CHICAGO (CBS) — A new exhibit about the tragic aftermath of Orlando’s Pulse Nightclub shooting now hangs inside a Chicago high school. Those who brought the exhibit say it’s helping some students open up about their own fears.

“I can walk through and tell you a little bit about most all of them,” said Angie Wines while glancing at portraits of the Pulse Nightclub shooting victims that now hang inside Chicago’s Amundsen High School.

“And I can relate to a lot of them, too,” Wines said.

They line a west wall, connected by a banner with the hand prints of police, first responders and other people who tried to help the 49 victims after a gunman opened fire inside the LGBTQ nightclub in 2016.

“This memorial demonstrates compassion and acceptance and understanding,” Wines said. “High schools, I think, are a great age group to start some of these messages.”

All are reasons Wines, who owns a local business, helped bring it to the school, the only high school in the country to host it.

“Teachers have been doing lessons around the memorial, reading literature around the memorial, ringing their students down to view the memorial. And this has opened up conversations that are sometimes very difficult to have with students,” said Amundsen Assistant Principal Kristi Eilers.

It brings up conversations about hate, sexuality, mass shootings and fear it could happen to them.

“It’s too often that we hear it, we focus on it for a month, and then it just disappears when they shouldn’t,” said student Toni Del Valle. “They should be learned from.”

Del Valle is part of the school’s gender and sexual alliance group, which is spotlighting the memorial that served as therapy for victims’ families who painted each victim’s portrait. Students and others can leave their own hand prints on a new banner. Del Valle hopes it leaves people with a simple thought.

“Learn to love,” Del Valle said.
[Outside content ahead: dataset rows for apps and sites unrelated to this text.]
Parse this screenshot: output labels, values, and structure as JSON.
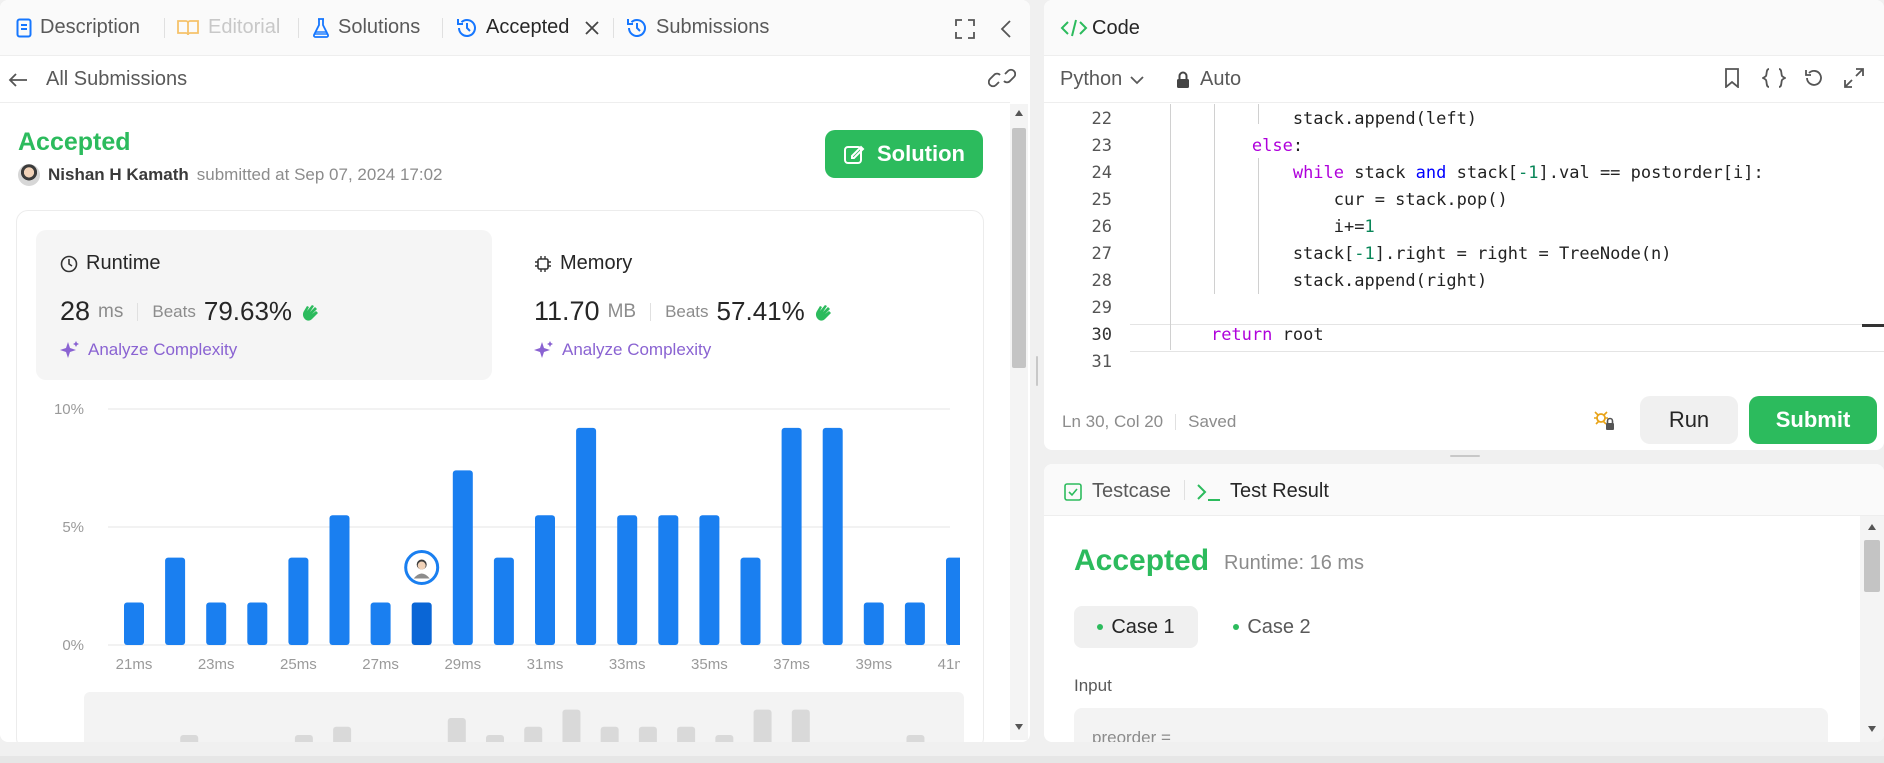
{
  "tabs": {
    "description": "Description",
    "editorial": "Editorial",
    "solutions": "Solutions",
    "accepted": "Accepted",
    "submissions": "Submissions"
  },
  "nav": {
    "back_label": "All Submissions"
  },
  "submission": {
    "status": "Accepted",
    "author": "Nishan H Kamath",
    "submitted_text": "submitted at Sep 07, 2024 17:02",
    "solution_button": "Solution"
  },
  "runtime": {
    "title": "Runtime",
    "value": "28",
    "unit": "ms",
    "beats_label": "Beats",
    "beats_value": "79.63%",
    "analyze_label": "Analyze Complexity"
  },
  "memory": {
    "title": "Memory",
    "value": "11.70",
    "unit": "MB",
    "beats_label": "Beats",
    "beats_value": "57.41%",
    "analyze_label": "Analyze Complexity"
  },
  "chart_data": {
    "type": "bar",
    "y_ticks": [
      "10%",
      "5%",
      "0%"
    ],
    "x_ticks": [
      "21ms",
      "23ms",
      "25ms",
      "27ms",
      "29ms",
      "31ms",
      "33ms",
      "35ms",
      "37ms",
      "39ms",
      "41ms"
    ],
    "categories": [
      "21ms",
      "22ms",
      "23ms",
      "24ms",
      "25ms",
      "26ms",
      "27ms",
      "28ms",
      "29ms",
      "30ms",
      "31ms",
      "32ms",
      "33ms",
      "34ms",
      "35ms",
      "36ms",
      "37ms",
      "38ms",
      "39ms",
      "40ms",
      "41ms"
    ],
    "values": [
      1.8,
      3.7,
      1.8,
      1.8,
      3.7,
      5.5,
      1.8,
      1.8,
      7.4,
      3.7,
      5.5,
      9.2,
      5.5,
      5.5,
      5.5,
      3.7,
      9.2,
      9.2,
      1.8,
      1.8,
      3.7
    ],
    "highlight_category": "28ms",
    "ylim": [
      0,
      10
    ],
    "grid": true,
    "bar_color": "#1a7ff0",
    "highlight_color": "#0a66d6"
  },
  "code_panel": {
    "title": "Code",
    "language": "Python",
    "mode": "Auto",
    "lines": [
      {
        "n": "22",
        "html": "            stack.append(left)"
      },
      {
        "n": "23",
        "html": "        else:"
      },
      {
        "n": "24",
        "html": "            while stack and stack[-1].val == postorder[i]:"
      },
      {
        "n": "25",
        "html": "                cur = stack.pop()"
      },
      {
        "n": "26",
        "html": "                i+=1"
      },
      {
        "n": "27",
        "html": "            stack[-1].right = right = TreeNode(n)"
      },
      {
        "n": "28",
        "html": "            stack.append(right)"
      },
      {
        "n": "29",
        "html": ""
      },
      {
        "n": "30",
        "html": "    return root"
      },
      {
        "n": "31",
        "html": ""
      }
    ],
    "cursor_pos": "Ln 30, Col 20",
    "save_status": "Saved",
    "run_label": "Run",
    "submit_label": "Submit"
  },
  "test_panel": {
    "testcase_tab": "Testcase",
    "result_tab": "Test Result",
    "status": "Accepted",
    "runtime_text": "Runtime: 16 ms",
    "cases": [
      "Case 1",
      "Case 2"
    ],
    "input_label": "Input",
    "input_preview": "preorder ="
  },
  "colors": {
    "accent_green": "#2cbb5d",
    "link_blue": "#1677ff",
    "analyze_purple": "#8a63d2"
  }
}
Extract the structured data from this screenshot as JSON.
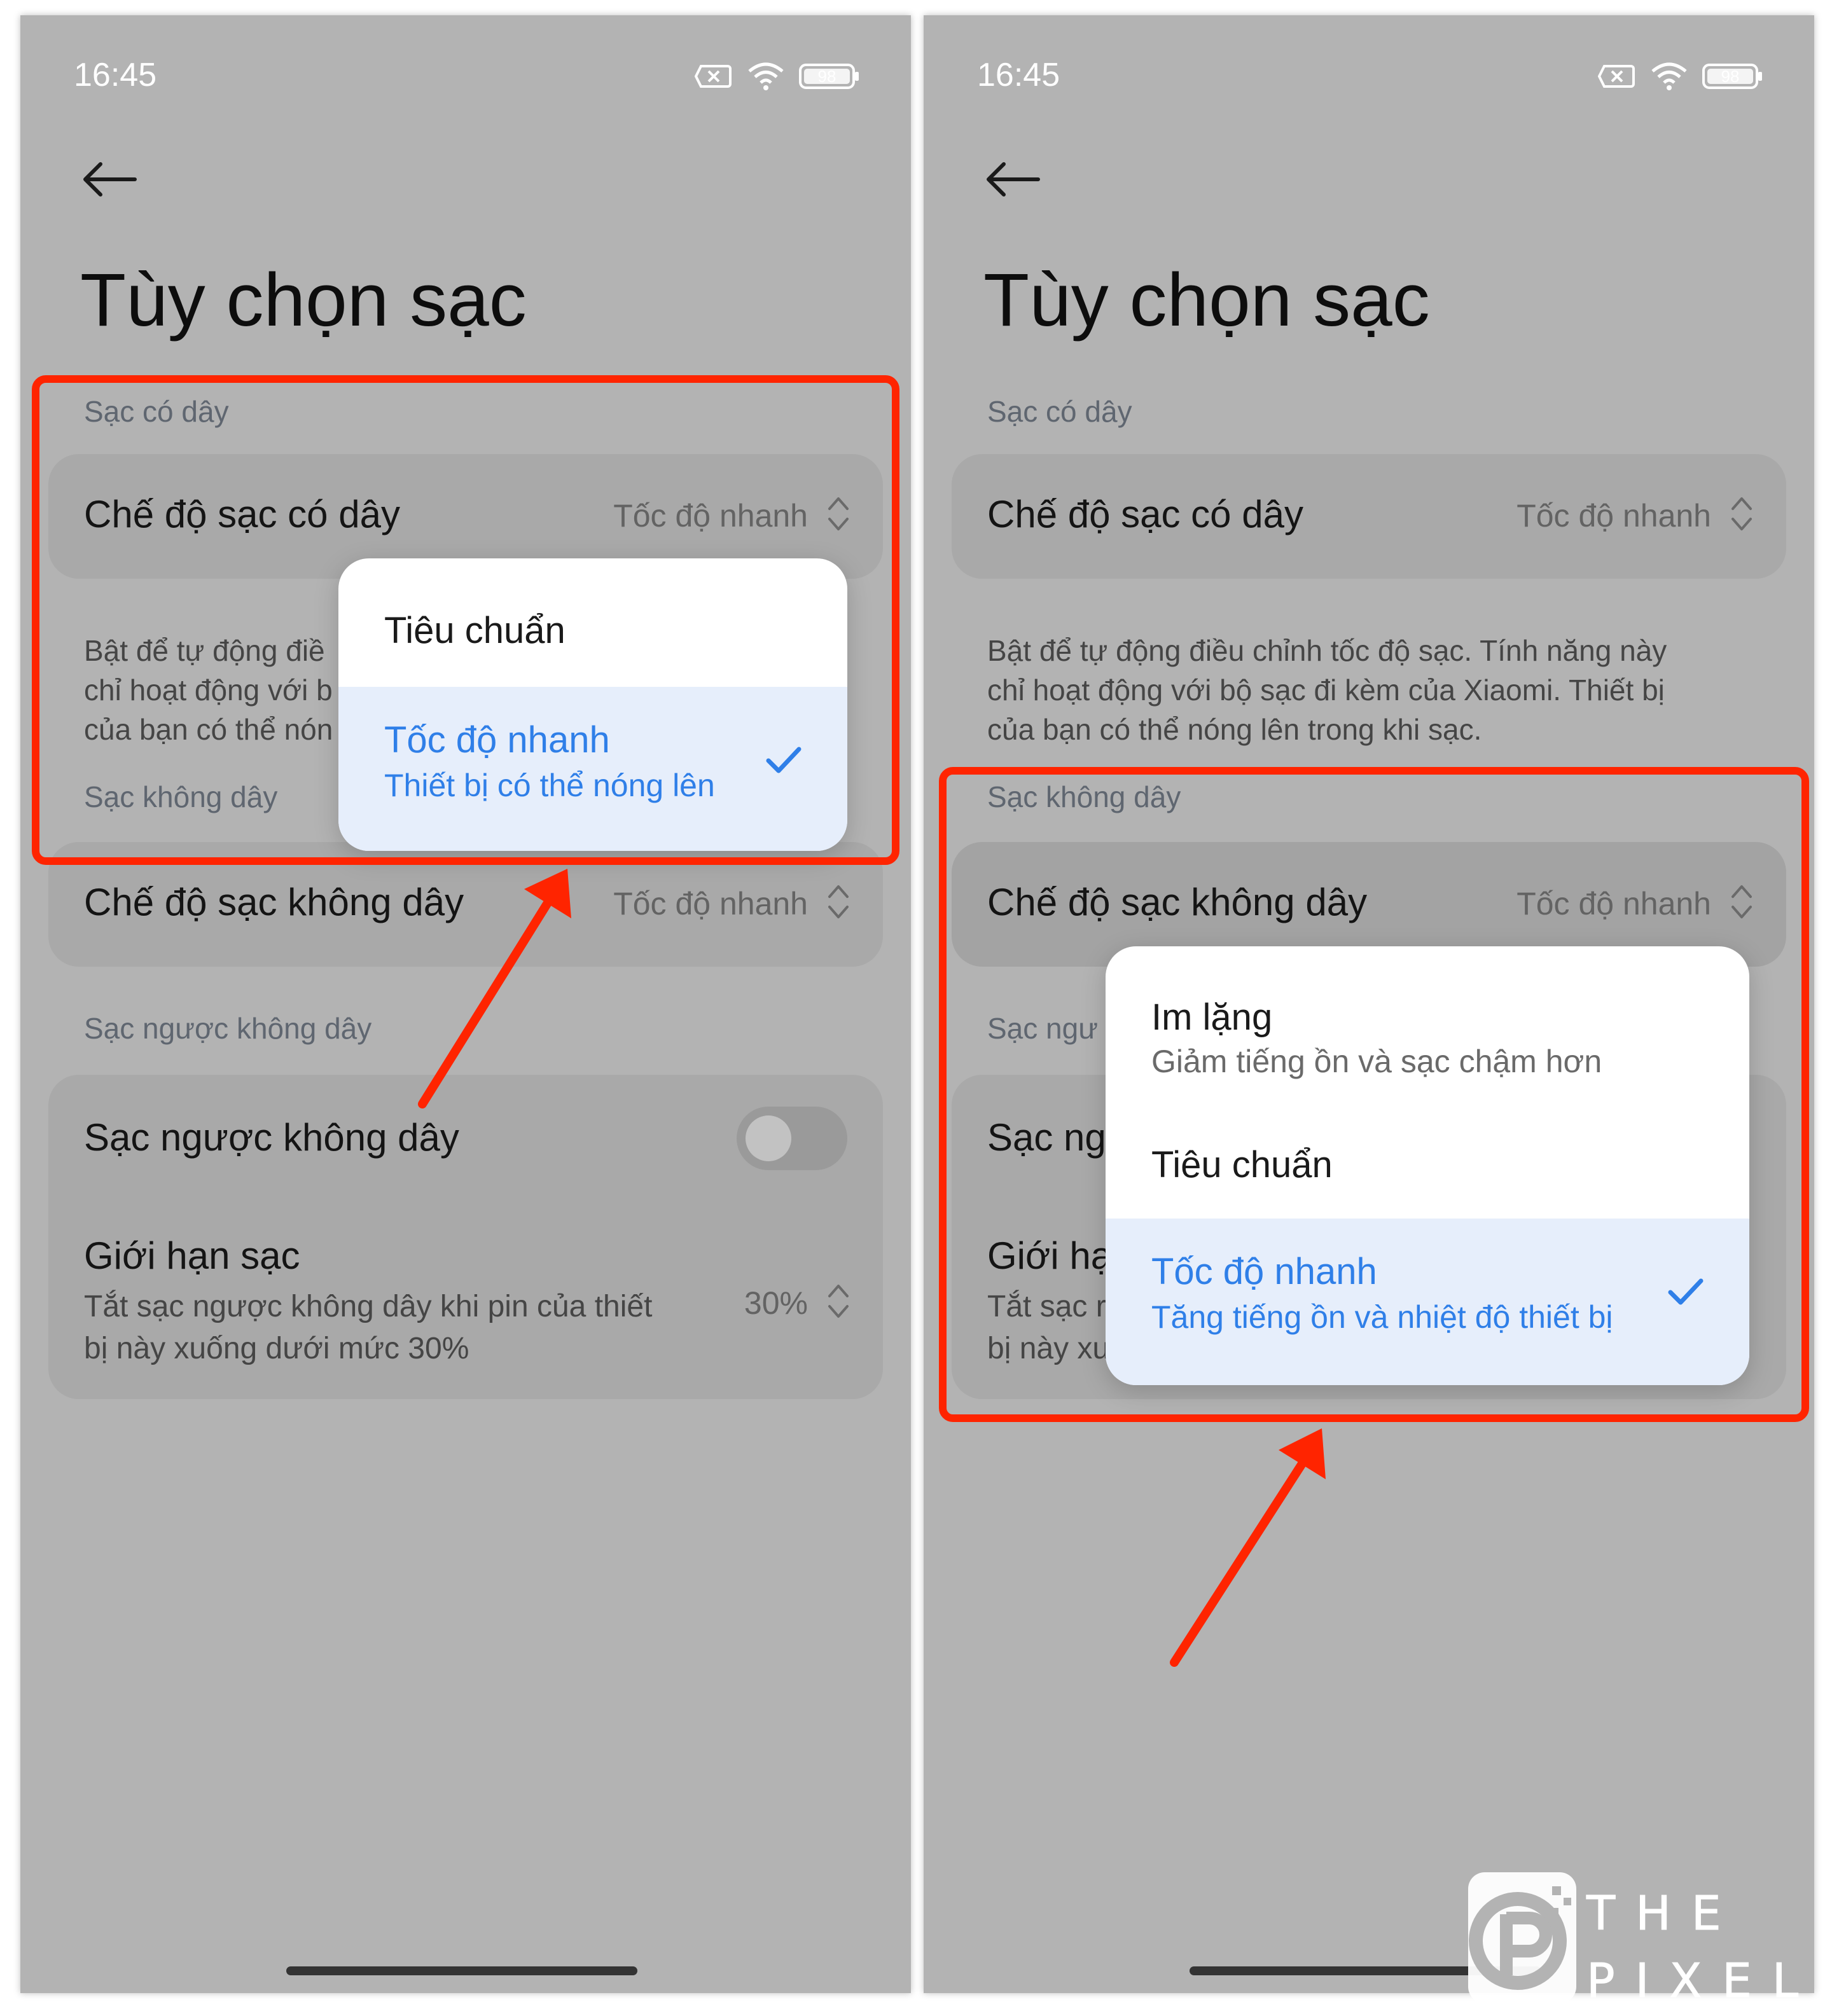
{
  "status_bar": {
    "time": "16:45",
    "battery": "98"
  },
  "page": {
    "title": "Tùy chọn sạc"
  },
  "sections": {
    "wired": {
      "label": "Sạc có dây",
      "row_title": "Chế độ sạc có dây",
      "row_value": "Tốc độ nhanh",
      "description_lines": [
        "Bật để tự động điều chỉnh tốc độ sạc. Tính năng này",
        "chỉ hoạt động với bộ sạc đi kèm của Xiaomi. Thiết bị",
        "của bạn có thể nóng lên trong khi sạc."
      ],
      "description_lines_cut": [
        "Bật để tự động điề",
        "chỉ hoạt động với b",
        "của bạn có thể nón"
      ]
    },
    "wireless": {
      "label": "Sạc không dây",
      "row_title": "Chế độ sạc không dây",
      "row_value": "Tốc độ nhanh"
    },
    "reverse": {
      "label": "Sạc ngược không dây",
      "label_cut": "Sạc ngư",
      "toggle_title": "Sạc ngược không dây",
      "toggle_title_cut": "Sạc ng",
      "toggle_on": false,
      "limit_title": "Giới hạn sạc",
      "limit_title_cut": "Giới hạ",
      "limit_desc_lines": [
        "Tắt sạc ngược không dây khi pin của thiết",
        "bị này xuống dưới mức 30%"
      ],
      "limit_desc_lines_cut": [
        "Tắt sạc r",
        "bị này xu"
      ],
      "limit_value": "30%"
    }
  },
  "popup_wired": {
    "options": [
      {
        "title": "Tiêu chuẩn",
        "subtitle": "",
        "selected": false
      },
      {
        "title": "Tốc độ nhanh",
        "subtitle": "Thiết bị có thể nóng lên",
        "selected": true
      }
    ]
  },
  "popup_wireless": {
    "options": [
      {
        "title": "Im lặng",
        "subtitle": "Giảm tiếng ồn và sạc chậm hơn",
        "selected": false
      },
      {
        "title": "Tiêu chuẩn",
        "subtitle": "",
        "selected": false
      },
      {
        "title": "Tốc độ nhanh",
        "subtitle": "Tăng tiếng ồn và nhiệt độ thiết bị",
        "selected": true
      }
    ]
  },
  "watermark": {
    "line1": "THE",
    "line2": "PIXEL"
  },
  "colors": {
    "accent": "#2f7fe8",
    "annotation": "#ff2400",
    "screen_dim": "#b3b3b3"
  }
}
The exhibit will be at Amundsen for two more weeks. They are now looking for volunteers to help bring the traveling memorial to other cities and schools.